“Close to Home: Photographers and Their Families,” at the Smithsonian American Art Museum, shows work by nine photographers who turned the lens on their loved ones, including New York photographer Tina Barney and Washingtonian Muriel Hasbun. February 4 through July 24.
“Second Lives: The Age-Old Art of Recycling Textiles,” at the Textile Museum, looks at the creative reuse of fabrics in different cultures, from a 15th-century Chinese rank badge (worn by government officials) to a 19th-century Japanese coat. Suggested donation $5. February 4 through January 8.
“America I Am: The African American Imprint,” at the National Geographic Museum, examines 500 years of African-American contributions to the United States. Included are the “bill of sale” certifying Frederick Douglass’s freedom as well as Malcolm X’s Koran. February 2 through May 1. Admission $12.
The Hirshhorn Museum hosts a retrospective of German abstract painter Blinky Palermo. The exhibit features his monochromatic cloth pictures and wall paintings as well as his monumental installation “To the People of New York City.” February 24 through May 15.
To commemorate the 50th anniversary of John F. Kennedy’s inauguration, the National Museum of American History is displaying nine photographs that Richard Avedon took of the late President and his family 50 years ago, none of which have been previously displayed since the museum acquired them in 1966. Images include a serene Jackie Kennedy cradling her infant son and an adorable snapshot of three-year-old Caroline. The exhibition, which also includes some of Avedon’s original contact sheets, runs through February 28.

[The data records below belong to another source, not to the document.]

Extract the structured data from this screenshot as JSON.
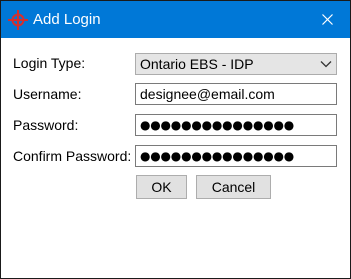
{
  "window": {
    "title": "Add Login",
    "title_bar_color": "#0078d7",
    "app_icon": "red-crosshair-icon",
    "close_icon": "close-icon"
  },
  "form": {
    "login_type": {
      "label": "Login Type:",
      "value": "Ontario EBS - IDP"
    },
    "username": {
      "label": "Username:",
      "value": "designee@email.com"
    },
    "password": {
      "label": "Password:",
      "value": "●●●●●●●●●●●●●●●"
    },
    "confirm_password": {
      "label": "Confirm Password:",
      "value": "●●●●●●●●●●●●●●●"
    }
  },
  "buttons": {
    "ok": "OK",
    "cancel": "Cancel"
  }
}
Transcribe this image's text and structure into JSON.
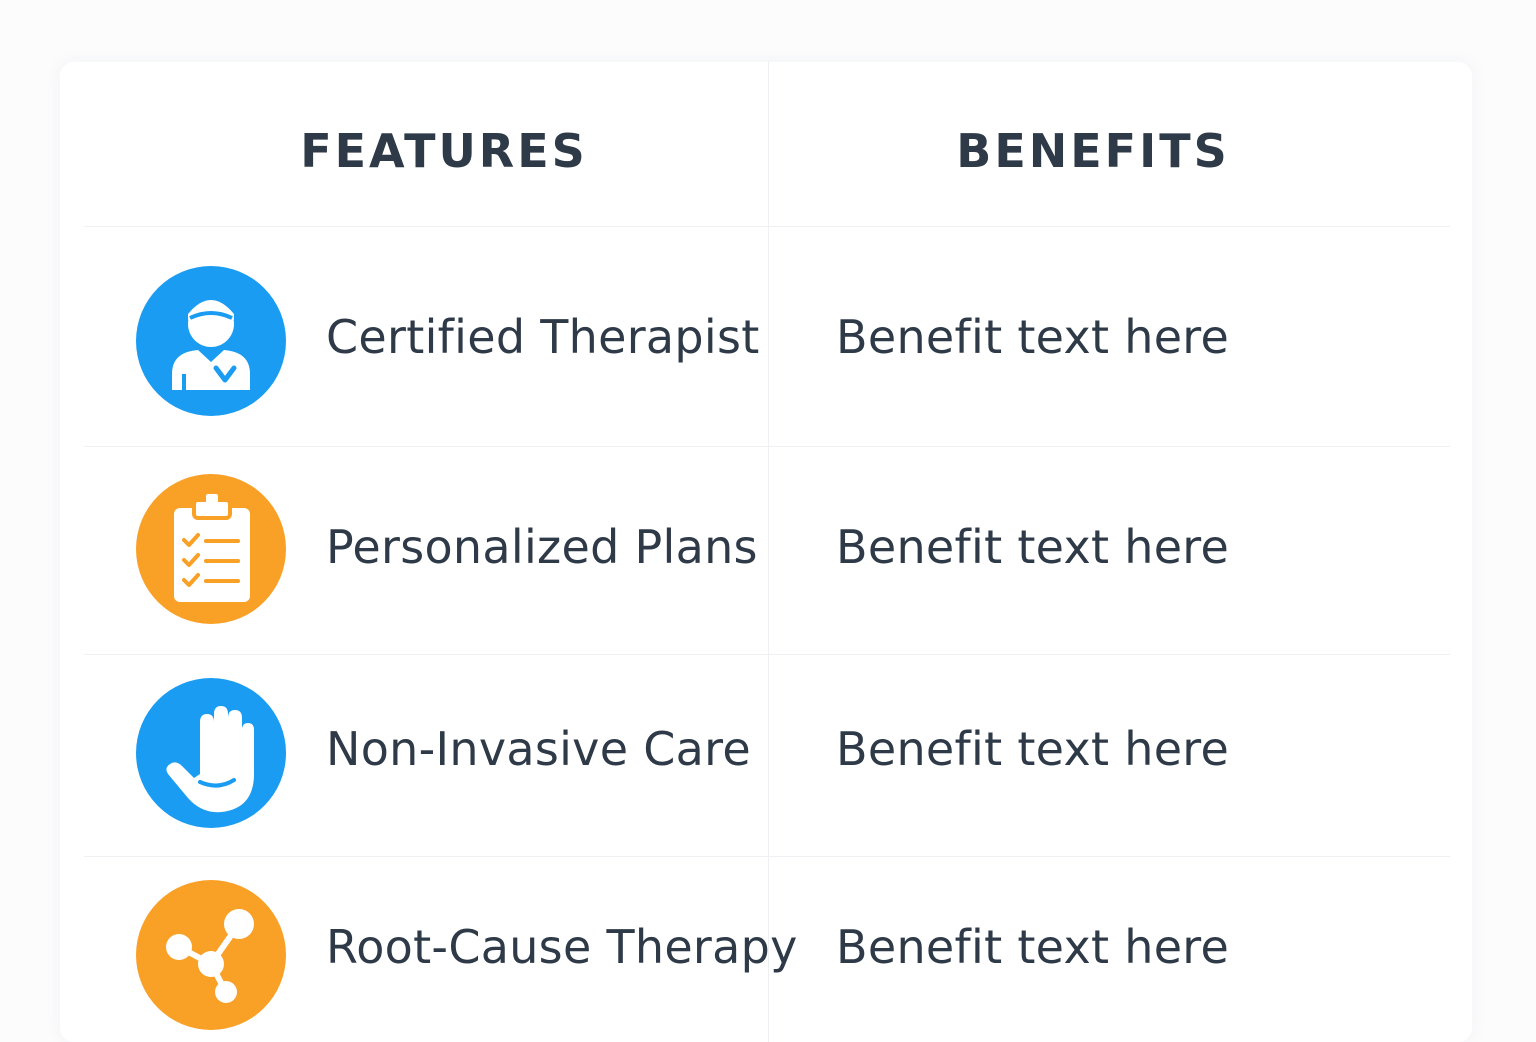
{
  "table": {
    "headers": {
      "features": "FEATURES",
      "benefits": "BENEFITS"
    },
    "rows": [
      {
        "feature": "Certified Therapist",
        "benefit": "Benefit text here",
        "icon": "therapist-icon",
        "color": "#1a9cf2"
      },
      {
        "feature": "Personalized Plans",
        "benefit": "Benefit text here",
        "icon": "clipboard-checklist-icon",
        "color": "#f9a027"
      },
      {
        "feature": "Non-Invasive Care",
        "benefit": "Benefit text here",
        "icon": "hand-icon",
        "color": "#1a9cf2"
      },
      {
        "feature": "Root-Cause Therapy",
        "benefit": "Benefit text here",
        "icon": "molecule-icon",
        "color": "#f9a027"
      }
    ]
  },
  "colors": {
    "blue": "#1a9cf2",
    "orange": "#f9a027",
    "text": "#2f3a48",
    "divider": "#eef0f3"
  }
}
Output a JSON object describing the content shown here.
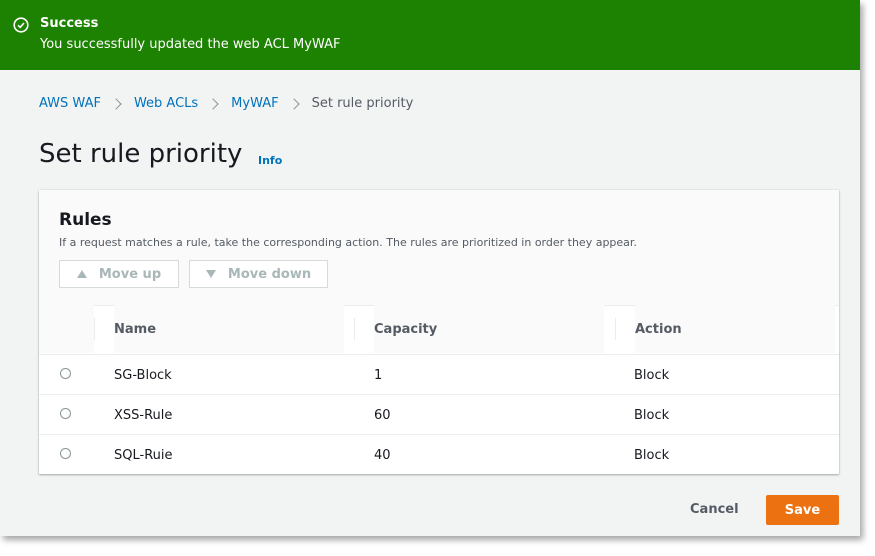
{
  "flash": {
    "title": "Success",
    "message": "You successfully updated the web ACL MyWAF",
    "color": "#1d8102",
    "icon": "check-circle-icon"
  },
  "breadcrumb": {
    "items": [
      "AWS WAF",
      "Web ACLs",
      "MyWAF"
    ],
    "current": "Set rule priority"
  },
  "page": {
    "title": "Set rule priority",
    "info_label": "Info"
  },
  "rules": {
    "title": "Rules",
    "description": "If a request matches a rule, take the corresponding action. The rules are prioritized in order they appear.",
    "move_up_label": "Move up",
    "move_down_label": "Move down",
    "columns": [
      "Name",
      "Capacity",
      "Action"
    ],
    "rows": [
      {
        "name": "SG-Block",
        "capacity": "1",
        "action": "Block"
      },
      {
        "name": "XSS-Rule",
        "capacity": "60",
        "action": "Block"
      },
      {
        "name": "SQL-Ruie",
        "capacity": "40",
        "action": "Block"
      }
    ]
  },
  "footer": {
    "cancel_label": "Cancel",
    "save_label": "Save",
    "save_color": "#ec7211"
  }
}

It’s the last chance to see the National Portrait Gallery’s now-infamous exhibition, “Hide/Seek: Difference and Desire in American Portraiture,” before it closes February 13. Despite the furor that erupted when a conservative publication took umbrage over one of the exhibition’s more controversial elements, the show was called “fascinating” and “full of tragedy” by the Washington Post’s former art critic, Blake Gopnik.